Daniella Zalcman's project, "Signs of Your Identity," explores the legacy of Canada's Indian Residential Schools, which began operation in the late 1800s. Attendance at the schools was mandatory, and agents would regularly visit reserves to take children as young as two or three from their communities. Many of them wouldn't see their families again for the next decade. These students were punished for speaking their native languages or observing indigenous traditions. In interviews with the people she met, Zalcman heard stories of routine sexual and physical assault.
The last school closed in 1996. The Canadian government made its first formal apology in 2008. A Truth and Reconciliation Commission that concluded in 2015 officially labeled the system cultural genocide.
Janet cried through most of our interview. Not sobs but silent, steady tears as she talked about her experiences as a child at Marieval Indian Residential School in the 1950s. She told me how she was repeatedly molested by a priest, how she only got to see her parents for two months a year, how, to this day, she hates autumn because it reminds her of having to go back.
"I didn't know who I was," she told me. "I was ashamed to be native, and I was ashamed to be brown, so [after residential school] I ran to the darkest part of the city, where I thought I belonged. We all just want to belong."
Halfway through our conversation, I saw a box of tissues on a side table and handed her one, desperate to offer some kind of comfort. We talked for an hour, I photographed her, we hugged, and she left.
A few minutes later, Deb popped her head through the doorframe. I was sitting in an upstairs room of All Nations Hope, a nonprofit that serves HIV-positive indigenous people in Regina, Saskatchewan. Deb is a staff member there. For me, she's also something of a cultural translator. She immediately noticed the crumpled up tissue on the coffee table and shot me a disapproving look.
"Did you give that to Janet?"
I admitted that I had. Deb is one of my favorite people in the world, but I'm also a little scared of her.
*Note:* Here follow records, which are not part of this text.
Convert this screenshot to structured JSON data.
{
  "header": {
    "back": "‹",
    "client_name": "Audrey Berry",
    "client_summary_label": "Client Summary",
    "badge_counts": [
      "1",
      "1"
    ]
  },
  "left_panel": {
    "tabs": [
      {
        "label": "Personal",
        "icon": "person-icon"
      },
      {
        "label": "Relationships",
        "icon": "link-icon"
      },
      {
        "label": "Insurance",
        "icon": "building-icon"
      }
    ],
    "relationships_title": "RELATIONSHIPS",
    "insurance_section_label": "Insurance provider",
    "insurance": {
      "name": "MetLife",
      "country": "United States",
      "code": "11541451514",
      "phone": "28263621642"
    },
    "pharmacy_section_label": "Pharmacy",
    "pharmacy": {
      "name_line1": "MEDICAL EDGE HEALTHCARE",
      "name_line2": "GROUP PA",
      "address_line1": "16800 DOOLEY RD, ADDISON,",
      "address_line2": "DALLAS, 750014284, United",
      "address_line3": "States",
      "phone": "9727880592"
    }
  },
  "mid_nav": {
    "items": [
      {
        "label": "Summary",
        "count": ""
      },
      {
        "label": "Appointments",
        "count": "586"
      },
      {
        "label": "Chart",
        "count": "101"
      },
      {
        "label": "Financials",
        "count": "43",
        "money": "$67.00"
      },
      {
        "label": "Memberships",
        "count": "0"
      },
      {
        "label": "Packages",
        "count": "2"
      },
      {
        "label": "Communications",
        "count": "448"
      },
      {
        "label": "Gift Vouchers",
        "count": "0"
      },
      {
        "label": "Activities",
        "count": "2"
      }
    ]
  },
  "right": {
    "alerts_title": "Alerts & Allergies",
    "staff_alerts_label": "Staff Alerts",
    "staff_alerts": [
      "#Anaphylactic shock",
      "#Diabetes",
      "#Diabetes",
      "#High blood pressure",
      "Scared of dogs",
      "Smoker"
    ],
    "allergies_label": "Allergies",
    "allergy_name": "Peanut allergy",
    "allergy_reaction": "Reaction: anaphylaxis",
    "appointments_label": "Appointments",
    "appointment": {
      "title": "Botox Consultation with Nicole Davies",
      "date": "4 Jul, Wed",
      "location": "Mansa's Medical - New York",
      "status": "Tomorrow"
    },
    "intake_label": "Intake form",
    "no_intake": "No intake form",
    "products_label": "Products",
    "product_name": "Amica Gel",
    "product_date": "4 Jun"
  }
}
"Never offer a survivor a tissue when they're crying. If they need one, they can reach for it. When you give someone a tissue, you're telling them that their tears need to stop. But tears are good, they're part of healing. Don't interfere with that."
She picked up the tissue gingerly and headed back to her office. In a cabinet, she keeps a brown paper bag, where she collects tissues that people have used to wipe away tears during a smudging ritual she leads every morning. Every so often, she burns them.
I sat there, waiting for my next interview, half embarrassed, half grateful. This is by far the most difficult story I've ever worked on, and Deb is a regular reminder that as much as I think I've done to try to understand and engage sensitively with the First Nations culture, there's a lot I still don't know.
How do you photograph the past? How do you show what remains in the wake of so much trauma and abuse? Every one of the 45 residential school survivors I interviewed had at some point struggled with PTSD, depression, and addiction—but that's not what I wanted to show.
These portraits are my attempt to get to the root of historical trauma. Each of these double exposures layers a former residential school student with something related to his or her experience: the sites where schools once stood, the cemeteries where over 6,000 indigenous children are buried, the documents that enforced strategic assimilation. While alternative processes like composite photography haven't traditionally been considered a part of the documentary arsenal, I believe this is the most effective way to tell these stories. These images are no less truthful than the individual frames that go into them; they speak to the echoes of trauma even as the healing process begins.